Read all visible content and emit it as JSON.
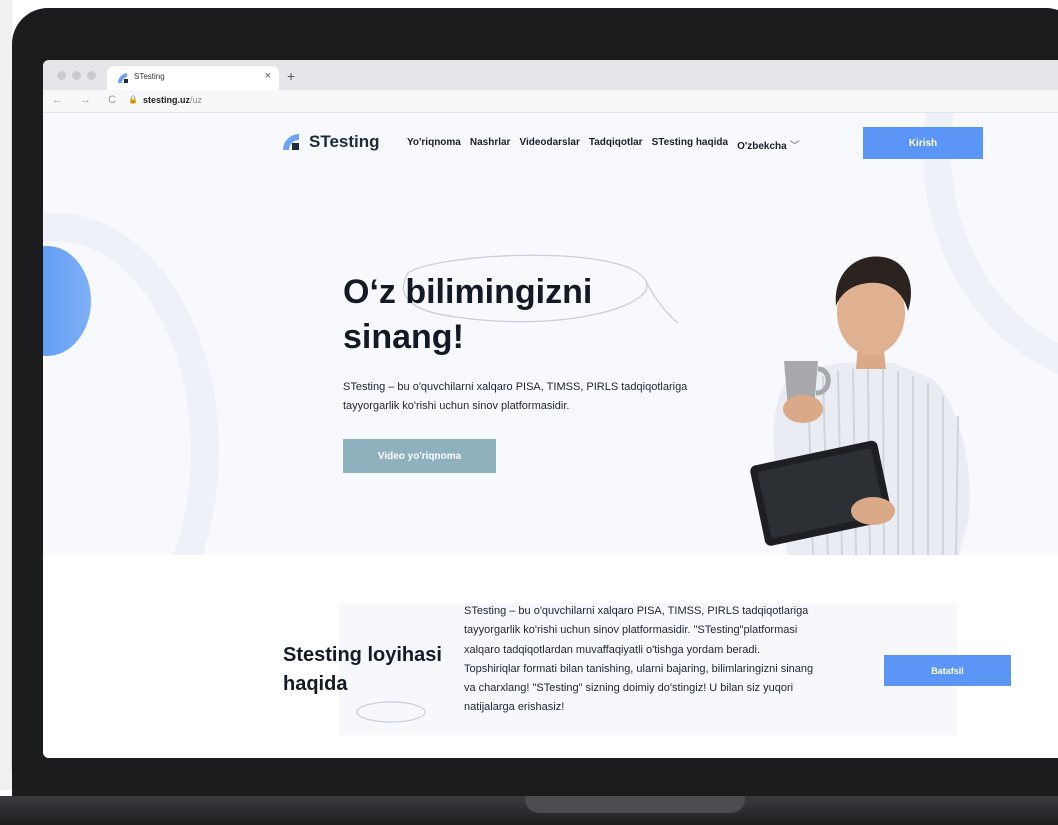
{
  "browser": {
    "tab_title": "STesting",
    "tab_close": "×",
    "new_tab": "+",
    "nav_buttons": "← → C",
    "url_domain": "stesting.uz",
    "url_path": "/uz"
  },
  "header": {
    "logo_text": "STesting",
    "menu": [
      {
        "label": "Yo'riqnoma"
      },
      {
        "label": "Nashrlar"
      },
      {
        "label": "Videodarslar"
      },
      {
        "label": "Tadqiqotlar"
      },
      {
        "label": "STesting haqida"
      },
      {
        "label": "O'zbekcha"
      }
    ],
    "lang_chevron": "﹀",
    "login_label": "Kirish"
  },
  "hero": {
    "title": "O‘z bilimingizni sinang!",
    "description": "STesting – bu o'quvchilarni xalqaro PISA, TIMSS, PIRLS tadqiqotlariga tayyorgarlik ko'rishi uchun sinov platformasidir.",
    "video_button": "Video yo'riqnoma"
  },
  "about": {
    "title": "Stesting loyihasi haqida",
    "text": "STesting – bu o'quvchilarni xalqaro PISA, TIMSS, PIRLS tadqiqotlariga tayyorgarlik ko'rishi uchun sinov platformasidir. \"STesting\"platformasi xalqaro tadqiqotlardan muvaffaqiyatli o'tishga yordam beradi. Topshiriqlar formati bilan tanishing, ularni bajaring, bilimlaringizni sinang va charxlang! \"STesting\" sizning doimiy do'stingiz! U bilan siz yuqori natijalarga erishasiz!",
    "more_button": "Batafsil"
  },
  "colors": {
    "primary_blue": "#5b95f5",
    "video_button": "#8fb1bd",
    "dark_text": "#141a25",
    "hero_bg": "#f7f9fc"
  },
  "icons": [
    "stesting-logo-icon",
    "lock-icon",
    "chevron-down-icon",
    "back-icon",
    "forward-icon",
    "reload-icon"
  ]
}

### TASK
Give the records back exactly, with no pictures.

### OUTPUT FOR THIS TASK
Read all visible content and emit it as JSON.
{
  "browser": {
    "tab_title": "STesting",
    "tab_close": "×",
    "new_tab": "+",
    "nav_buttons": "← → C",
    "url_domain": "stesting.uz",
    "url_path": "/uz"
  },
  "header": {
    "logo_text": "STesting",
    "menu": [
      {
        "label": "Yo'riqnoma"
      },
      {
        "label": "Nashrlar"
      },
      {
        "label": "Videodarslar"
      },
      {
        "label": "Tadqiqotlar"
      },
      {
        "label": "STesting haqida"
      },
      {
        "label": "O'zbekcha"
      }
    ],
    "lang_chevron": "﹀",
    "login_label": "Kirish"
  },
  "hero": {
    "title": "O‘z bilimingizni sinang!",
    "description": "STesting – bu o'quvchilarni xalqaro PISA, TIMSS, PIRLS tadqiqotlariga tayyorgarlik ko'rishi uchun sinov platformasidir.",
    "video_button": "Video yo'riqnoma"
  },
  "about": {
    "title": "Stesting loyihasi haqida",
    "text": "STesting – bu o'quvchilarni xalqaro PISA, TIMSS, PIRLS tadqiqotlariga tayyorgarlik ko'rishi uchun sinov platformasidir. \"STesting\"platformasi xalqaro tadqiqotlardan muvaffaqiyatli o'tishga yordam beradi. Topshiriqlar formati bilan tanishing, ularni bajaring, bilimlaringizni sinang va charxlang! \"STesting\" sizning doimiy do'stingiz! U bilan siz yuqori natijalarga erishasiz!",
    "more_button": "Batafsil"
  },
  "colors": {
    "primary_blue": "#5b95f5",
    "video_button": "#8fb1bd",
    "dark_text": "#141a25",
    "hero_bg": "#f7f9fc"
  },
  "icons": [
    "stesting-logo-icon",
    "lock-icon",
    "chevron-down-icon",
    "back-icon",
    "forward-icon",
    "reload-icon"
  ]
}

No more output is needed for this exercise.